[Opening Data excerpts section]

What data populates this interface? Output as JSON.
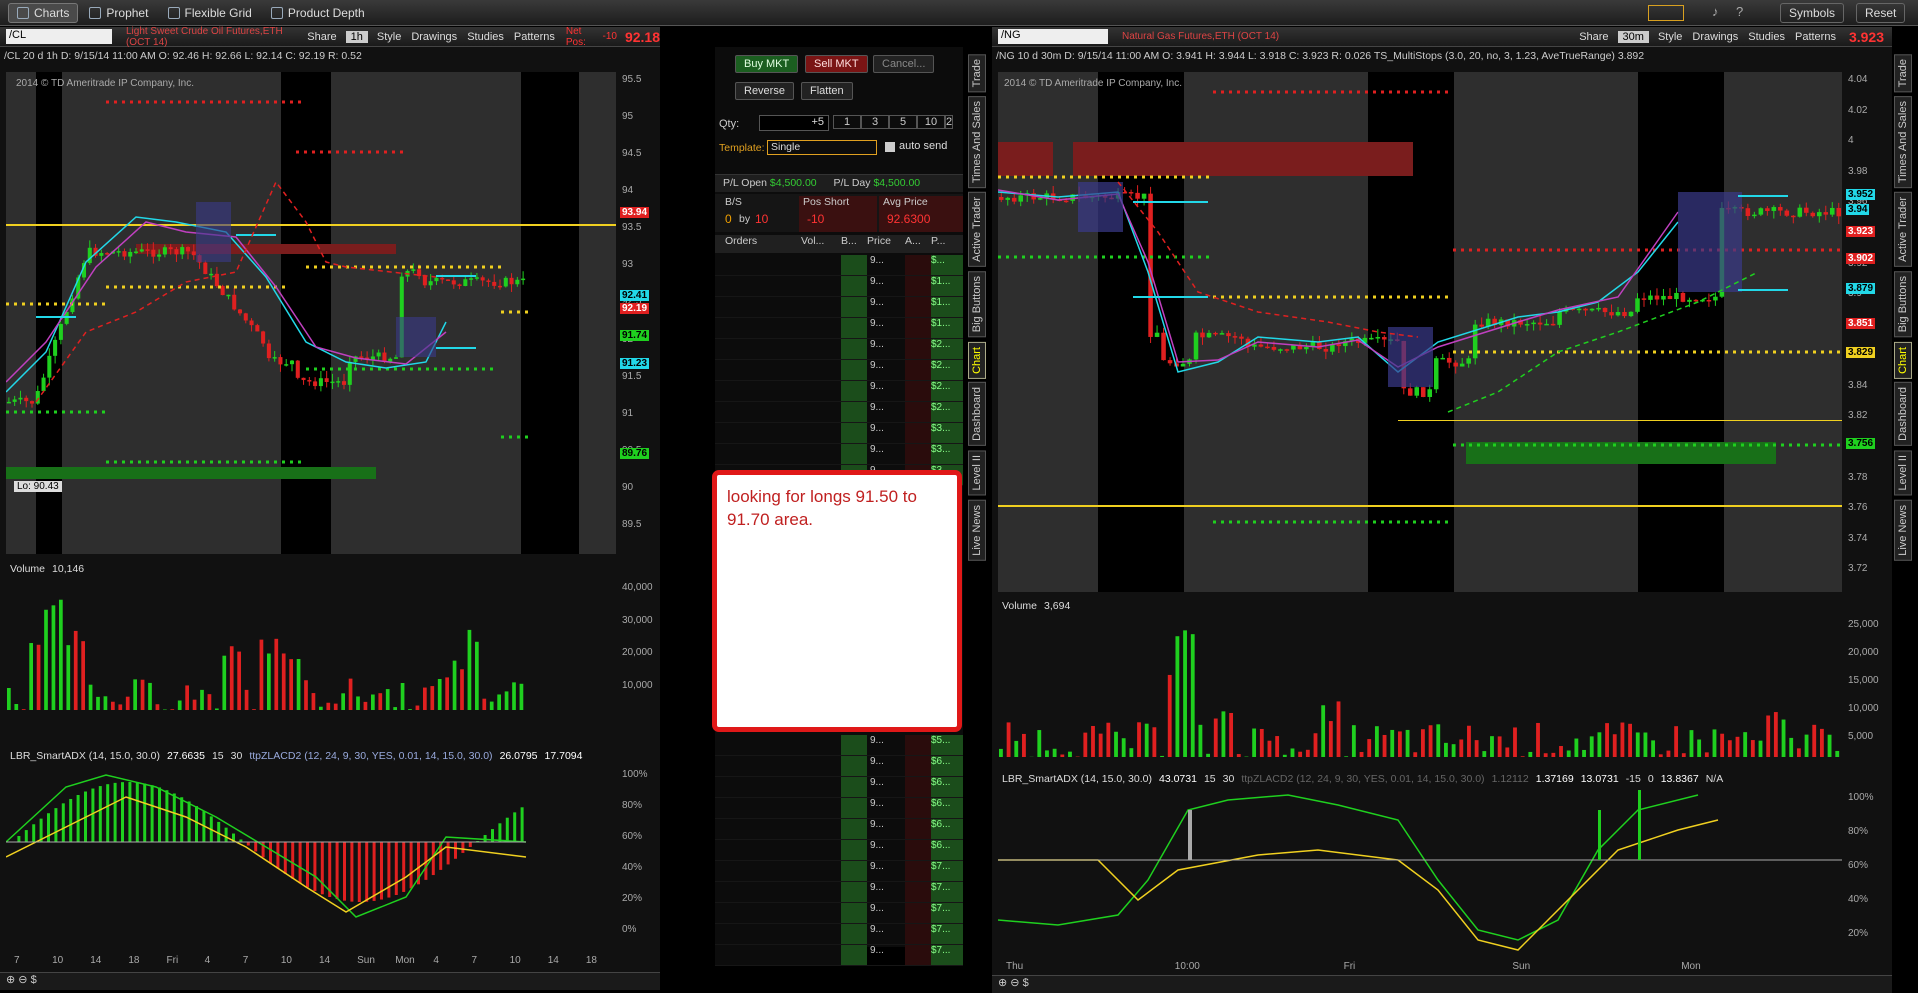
{
  "topbar": {
    "tabs": [
      "Charts",
      "Prophet",
      "Flexible Grid",
      "Product Depth"
    ],
    "active": "Charts",
    "right": [
      "Symbols",
      "Reset"
    ]
  },
  "left": {
    "symbol": "/CL",
    "desc": "Light Sweet Crude Oil Futures,ETH (OCT 14)",
    "share": "Share",
    "period": "1h",
    "style": "Style",
    "drawings": "Drawings",
    "studies": "Studies",
    "patterns": "Patterns",
    "netpos_label": "Net Pos:",
    "netpos_val": "-10",
    "last": "92.18",
    "ohlc": "/CL 20 d 1h   D: 9/15/14 11:00 AM   O: 92.46   H: 92.66   L: 92.14   C: 92.19   R: 0.52",
    "copyright": "2014 © TD Ameritrade IP Company, Inc.",
    "price_ticks": [
      "95.5",
      "95",
      "94.5",
      "94",
      "93.5",
      "93",
      "92.5",
      "92",
      "91.5",
      "91",
      "90.5",
      "90",
      "89.5"
    ],
    "tags": [
      "93.94",
      "92.41",
      "92.19",
      "91.74",
      "91.23",
      "89.76"
    ],
    "lo": "Lo: 90.43",
    "volume_label": "Volume",
    "volume_val": "10,146",
    "vol_ticks": [
      "40,000",
      "30,000",
      "20,000",
      "10,000"
    ],
    "ind_label": "LBR_SmartADX (14, 15.0, 30.0)",
    "ind_vals": [
      "27.6635",
      "15",
      "30",
      "ttpZLACD2 (12, 24, 9, 30, YES, 0.01, 14, 15.0, 30.0)",
      "26.0795",
      "17.7094"
    ],
    "ind_ticks": [
      "100%",
      "80%",
      "60%",
      "40%",
      "20%",
      "0%"
    ],
    "time_ticks": [
      "7",
      "10",
      "14",
      "18",
      "Fri",
      "4",
      "7",
      "10",
      "14",
      "Sun",
      "Mon",
      "4",
      "7",
      "10",
      "14",
      "18"
    ]
  },
  "right": {
    "symbol": "/NG",
    "desc": "Natural Gas Futures,ETH (OCT 14)",
    "share": "Share",
    "period": "30m",
    "style": "Style",
    "drawings": "Drawings",
    "studies": "Studies",
    "patterns": "Patterns",
    "last": "3.923",
    "ohlc": "/NG 10 d 30m   D: 9/15/14 11:00 AM   O: 3.941   H: 3.944   L: 3.918   C: 3.923   R: 0.026   TS_MultiStops (3.0, 20, no, 3, 1.23, AveTrueRange)   3.892",
    "copyright": "2014 © TD Ameritrade IP Company, Inc.",
    "price_ticks": [
      "4.04",
      "4.02",
      "4",
      "3.98",
      "3.96",
      "3.94",
      "3.92",
      "3.9",
      "3.88",
      "3.86",
      "3.84",
      "3.82",
      "3.8",
      "3.78",
      "3.76",
      "3.74",
      "3.72"
    ],
    "tags": [
      "3.952",
      "3.94",
      "3.923",
      "3.902",
      "3.879",
      "3.851",
      "3.829",
      "3.756"
    ],
    "volume_label": "Volume",
    "volume_val": "3,694",
    "vol_ticks": [
      "25,000",
      "20,000",
      "15,000",
      "10,000",
      "5,000"
    ],
    "ind_label": "LBR_SmartADX (14, 15.0, 30.0)",
    "ind_vals": [
      "43.0731",
      "15",
      "30",
      "ttpZLACD2 (12, 24, 9, 30, YES, 0.01, 14, 15.0, 30.0)",
      "1.12112",
      "1.37169",
      "13.0731",
      "-15",
      "0",
      "13.8367",
      "N/A"
    ],
    "ind_ticks": [
      "100%",
      "80%",
      "60%",
      "40%",
      "20%"
    ],
    "time_ticks": [
      "Thu",
      "10:00",
      "Fri",
      "Sun",
      "Mon"
    ]
  },
  "trader": {
    "buy": "Buy MKT",
    "sell": "Sell MKT",
    "cancel": "Cancel...",
    "reverse": "Reverse",
    "flatten": "Flatten",
    "qty_label": "Qty:",
    "qty": "+5",
    "qty_opts": [
      "1",
      "3",
      "5",
      "10",
      "2"
    ],
    "template_label": "Template:",
    "template": "Single",
    "autosend": "auto send",
    "pl_open": "P/L Open",
    "pl_open_val": "$4,500.00",
    "pl_day": "P/L Day",
    "pl_day_val": "$4,500.00",
    "bs": "B/S",
    "bs_val": "0",
    "by": "by",
    "bs_qty": "10",
    "pos_short": "Pos Short",
    "pos_val": "-10",
    "avg_label": "Avg Price",
    "avg_val": "92.6300",
    "cols": [
      "Orders",
      "Vol...",
      "B...",
      "Price",
      "A...",
      "P..."
    ],
    "ladder_prices": [
      "9...",
      "9...",
      "9...",
      "9...",
      "9...",
      "9...",
      "9...",
      "9...",
      "9...",
      "9...",
      "9..."
    ],
    "ladder_pl": [
      "$...",
      "$1...",
      "$1...",
      "$1...",
      "$2...",
      "$2...",
      "$2...",
      "$2...",
      "$3...",
      "$3...",
      "$3..."
    ],
    "ladder_prices_low": [
      "9...",
      "9...",
      "9...",
      "9...",
      "9...",
      "9...",
      "9...",
      "9...",
      "9...",
      "9...",
      "9..."
    ],
    "ladder_pl_low": [
      "$5...",
      "$6...",
      "$6...",
      "$6...",
      "$6...",
      "$6...",
      "$7...",
      "$7...",
      "$7...",
      "$7...",
      "$7..."
    ],
    "note": "looking for longs 91.50 to 91.70 area."
  },
  "sidetabs": [
    "Trade",
    "Times And Sales",
    "Active Trader",
    "Big Buttons",
    "Chart",
    "Dashboard",
    "Level II",
    "Live News"
  ],
  "colors": {
    "up": "#1fd01f",
    "down": "#e02020",
    "cyan": "#22d8e8",
    "yellow": "#f0d020",
    "magenta": "#c040c0"
  }
}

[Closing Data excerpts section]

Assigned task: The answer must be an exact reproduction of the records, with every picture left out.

Solved exercise:
What data populates this interface? Output as JSON.
{
  "topbar": {
    "tabs": [
      "Charts",
      "Prophet",
      "Flexible Grid",
      "Product Depth"
    ],
    "active": "Charts",
    "right": [
      "Symbols",
      "Reset"
    ]
  },
  "left": {
    "symbol": "/CL",
    "desc": "Light Sweet Crude Oil Futures,ETH (OCT 14)",
    "share": "Share",
    "period": "1h",
    "style": "Style",
    "drawings": "Drawings",
    "studies": "Studies",
    "patterns": "Patterns",
    "netpos_label": "Net Pos:",
    "netpos_val": "-10",
    "last": "92.18",
    "ohlc": "/CL 20 d 1h   D: 9/15/14 11:00 AM   O: 92.46   H: 92.66   L: 92.14   C: 92.19   R: 0.52",
    "copyright": "2014 © TD Ameritrade IP Company, Inc.",
    "price_ticks": [
      "95.5",
      "95",
      "94.5",
      "94",
      "93.5",
      "93",
      "92.5",
      "92",
      "91.5",
      "91",
      "90.5",
      "90",
      "89.5"
    ],
    "tags": [
      "93.94",
      "92.41",
      "92.19",
      "91.74",
      "91.23",
      "89.76"
    ],
    "lo": "Lo: 90.43",
    "volume_label": "Volume",
    "volume_val": "10,146",
    "vol_ticks": [
      "40,000",
      "30,000",
      "20,000",
      "10,000"
    ],
    "ind_label": "LBR_SmartADX (14, 15.0, 30.0)",
    "ind_vals": [
      "27.6635",
      "15",
      "30",
      "ttpZLACD2 (12, 24, 9, 30, YES, 0.01, 14, 15.0, 30.0)",
      "26.0795",
      "17.7094"
    ],
    "ind_ticks": [
      "100%",
      "80%",
      "60%",
      "40%",
      "20%",
      "0%"
    ],
    "time_ticks": [
      "7",
      "10",
      "14",
      "18",
      "Fri",
      "4",
      "7",
      "10",
      "14",
      "Sun",
      "Mon",
      "4",
      "7",
      "10",
      "14",
      "18"
    ]
  },
  "right": {
    "symbol": "/NG",
    "desc": "Natural Gas Futures,ETH (OCT 14)",
    "share": "Share",
    "period": "30m",
    "style": "Style",
    "drawings": "Drawings",
    "studies": "Studies",
    "patterns": "Patterns",
    "last": "3.923",
    "ohlc": "/NG 10 d 30m   D: 9/15/14 11:00 AM   O: 3.941   H: 3.944   L: 3.918   C: 3.923   R: 0.026   TS_MultiStops (3.0, 20, no, 3, 1.23, AveTrueRange)   3.892",
    "copyright": "2014 © TD Ameritrade IP Company, Inc.",
    "price_ticks": [
      "4.04",
      "4.02",
      "4",
      "3.98",
      "3.96",
      "3.94",
      "3.92",
      "3.9",
      "3.88",
      "3.86",
      "3.84",
      "3.82",
      "3.8",
      "3.78",
      "3.76",
      "3.74",
      "3.72"
    ],
    "tags": [
      "3.952",
      "3.94",
      "3.923",
      "3.902",
      "3.879",
      "3.851",
      "3.829",
      "3.756"
    ],
    "volume_label": "Volume",
    "volume_val": "3,694",
    "vol_ticks": [
      "25,000",
      "20,000",
      "15,000",
      "10,000",
      "5,000"
    ],
    "ind_label": "LBR_SmartADX (14, 15.0, 30.0)",
    "ind_vals": [
      "43.0731",
      "15",
      "30",
      "ttpZLACD2 (12, 24, 9, 30, YES, 0.01, 14, 15.0, 30.0)",
      "1.12112",
      "1.37169",
      "13.0731",
      "-15",
      "0",
      "13.8367",
      "N/A"
    ],
    "ind_ticks": [
      "100%",
      "80%",
      "60%",
      "40%",
      "20%"
    ],
    "time_ticks": [
      "Thu",
      "10:00",
      "Fri",
      "Sun",
      "Mon"
    ]
  },
  "trader": {
    "buy": "Buy MKT",
    "sell": "Sell MKT",
    "cancel": "Cancel...",
    "reverse": "Reverse",
    "flatten": "Flatten",
    "qty_label": "Qty:",
    "qty": "+5",
    "qty_opts": [
      "1",
      "3",
      "5",
      "10",
      "2"
    ],
    "template_label": "Template:",
    "template": "Single",
    "autosend": "auto send",
    "pl_open": "P/L Open",
    "pl_open_val": "$4,500.00",
    "pl_day": "P/L Day",
    "pl_day_val": "$4,500.00",
    "bs": "B/S",
    "bs_val": "0",
    "by": "by",
    "bs_qty": "10",
    "pos_short": "Pos Short",
    "pos_val": "-10",
    "avg_label": "Avg Price",
    "avg_val": "92.6300",
    "cols": [
      "Orders",
      "Vol...",
      "B...",
      "Price",
      "A...",
      "P..."
    ],
    "ladder_prices": [
      "9...",
      "9...",
      "9...",
      "9...",
      "9...",
      "9...",
      "9...",
      "9...",
      "9...",
      "9...",
      "9..."
    ],
    "ladder_pl": [
      "$...",
      "$1...",
      "$1...",
      "$1...",
      "$2...",
      "$2...",
      "$2...",
      "$2...",
      "$3...",
      "$3...",
      "$3..."
    ],
    "ladder_prices_low": [
      "9...",
      "9...",
      "9...",
      "9...",
      "9...",
      "9...",
      "9...",
      "9...",
      "9...",
      "9...",
      "9..."
    ],
    "ladder_pl_low": [
      "$5...",
      "$6...",
      "$6...",
      "$6...",
      "$6...",
      "$6...",
      "$7...",
      "$7...",
      "$7...",
      "$7...",
      "$7..."
    ],
    "note": "looking for longs 91.50 to 91.70 area."
  },
  "sidetabs": [
    "Trade",
    "Times And Sales",
    "Active Trader",
    "Big Buttons",
    "Chart",
    "Dashboard",
    "Level II",
    "Live News"
  ],
  "colors": {
    "up": "#1fd01f",
    "down": "#e02020",
    "cyan": "#22d8e8",
    "yellow": "#f0d020",
    "magenta": "#c040c0"
  }
}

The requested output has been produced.